Year: 2023 Source: Crisis. (2012). 33(3), 123–126. DOI: 10.1027/0227-5910/a000167 SIEC No: 20231084

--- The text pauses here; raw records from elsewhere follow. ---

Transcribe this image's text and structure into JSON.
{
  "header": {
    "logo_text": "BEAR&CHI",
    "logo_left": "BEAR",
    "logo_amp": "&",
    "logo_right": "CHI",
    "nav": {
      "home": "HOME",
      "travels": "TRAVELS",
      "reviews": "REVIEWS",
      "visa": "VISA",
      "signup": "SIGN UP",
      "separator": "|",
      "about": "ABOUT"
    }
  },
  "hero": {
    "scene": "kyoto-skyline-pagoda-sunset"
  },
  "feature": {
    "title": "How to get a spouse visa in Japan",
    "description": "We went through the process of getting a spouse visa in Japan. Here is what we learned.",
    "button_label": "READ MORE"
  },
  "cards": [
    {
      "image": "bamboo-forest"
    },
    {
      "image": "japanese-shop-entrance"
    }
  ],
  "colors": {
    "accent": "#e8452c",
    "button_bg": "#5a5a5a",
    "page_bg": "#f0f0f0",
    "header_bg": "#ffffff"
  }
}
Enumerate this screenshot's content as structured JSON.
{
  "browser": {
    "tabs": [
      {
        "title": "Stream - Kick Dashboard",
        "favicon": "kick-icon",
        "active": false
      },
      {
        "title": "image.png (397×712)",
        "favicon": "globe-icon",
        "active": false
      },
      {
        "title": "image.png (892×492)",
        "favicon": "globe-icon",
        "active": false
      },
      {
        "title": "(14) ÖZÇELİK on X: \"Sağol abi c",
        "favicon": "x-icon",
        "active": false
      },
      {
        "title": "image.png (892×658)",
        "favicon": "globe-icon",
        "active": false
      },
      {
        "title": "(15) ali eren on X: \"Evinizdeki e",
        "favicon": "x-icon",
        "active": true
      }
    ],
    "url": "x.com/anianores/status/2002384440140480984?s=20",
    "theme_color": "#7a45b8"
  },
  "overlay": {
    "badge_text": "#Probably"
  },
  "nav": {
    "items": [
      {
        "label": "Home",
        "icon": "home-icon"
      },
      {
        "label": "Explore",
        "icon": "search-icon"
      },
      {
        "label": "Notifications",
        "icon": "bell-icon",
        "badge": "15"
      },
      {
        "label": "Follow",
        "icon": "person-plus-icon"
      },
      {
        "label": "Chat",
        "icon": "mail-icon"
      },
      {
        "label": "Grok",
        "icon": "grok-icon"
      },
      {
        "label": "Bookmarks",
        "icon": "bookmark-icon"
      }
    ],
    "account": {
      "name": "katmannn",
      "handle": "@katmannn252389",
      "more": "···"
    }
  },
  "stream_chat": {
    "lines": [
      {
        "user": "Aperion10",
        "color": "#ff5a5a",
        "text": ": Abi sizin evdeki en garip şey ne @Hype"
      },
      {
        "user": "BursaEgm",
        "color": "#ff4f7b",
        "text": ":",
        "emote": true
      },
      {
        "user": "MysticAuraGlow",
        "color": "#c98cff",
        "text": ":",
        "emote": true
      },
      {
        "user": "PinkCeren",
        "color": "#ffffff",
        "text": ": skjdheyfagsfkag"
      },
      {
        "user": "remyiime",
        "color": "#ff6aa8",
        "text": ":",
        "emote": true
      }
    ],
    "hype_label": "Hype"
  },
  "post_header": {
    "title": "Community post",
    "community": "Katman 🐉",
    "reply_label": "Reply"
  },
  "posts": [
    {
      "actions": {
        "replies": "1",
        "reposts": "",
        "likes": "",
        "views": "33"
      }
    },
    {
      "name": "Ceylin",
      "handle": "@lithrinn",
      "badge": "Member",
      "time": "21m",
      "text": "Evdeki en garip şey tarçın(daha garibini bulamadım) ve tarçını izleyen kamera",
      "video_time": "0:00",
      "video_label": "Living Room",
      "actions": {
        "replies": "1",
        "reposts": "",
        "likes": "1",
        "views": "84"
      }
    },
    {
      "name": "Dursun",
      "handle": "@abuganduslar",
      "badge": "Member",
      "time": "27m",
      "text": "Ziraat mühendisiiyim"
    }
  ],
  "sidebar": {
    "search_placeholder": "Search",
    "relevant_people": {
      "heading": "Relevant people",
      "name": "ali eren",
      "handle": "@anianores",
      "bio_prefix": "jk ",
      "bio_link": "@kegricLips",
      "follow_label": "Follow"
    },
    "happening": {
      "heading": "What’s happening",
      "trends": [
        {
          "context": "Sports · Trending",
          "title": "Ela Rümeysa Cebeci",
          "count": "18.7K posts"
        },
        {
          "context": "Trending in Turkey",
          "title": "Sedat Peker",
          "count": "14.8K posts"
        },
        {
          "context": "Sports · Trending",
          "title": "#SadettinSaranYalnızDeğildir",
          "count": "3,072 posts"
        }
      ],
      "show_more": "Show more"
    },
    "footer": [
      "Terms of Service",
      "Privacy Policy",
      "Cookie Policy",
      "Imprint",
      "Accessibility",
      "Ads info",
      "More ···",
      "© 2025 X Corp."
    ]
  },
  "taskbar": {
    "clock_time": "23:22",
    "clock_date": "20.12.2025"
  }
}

In many countries worldwide the circumstances of unnatural deaths, including suicides, are subject to official investigations, usually by medical examiners or coroners. In England and Wales, where our experience is based, investigations into sudden or unexplained deaths are conducted by a coroner, an independent officer appointed by the local government authority, who usually has a legal or medical professional background. Findings from the investigation are presented at a public inquest at which the coroner reaches a verdict about the likely cause of death. The paper records of the investigation (the “inquest record”) are usually then filed at the coroner’s offices or local authority archive. The content of inquest records varies, but they generally include police reports, witness statements, postmortem autopsy and toxicological reports, and, where judged appropriate, information on health service contact from general practitioners and psychiatrists. There may also be photographs of the scene of death and copies (or originals) of suicide notes.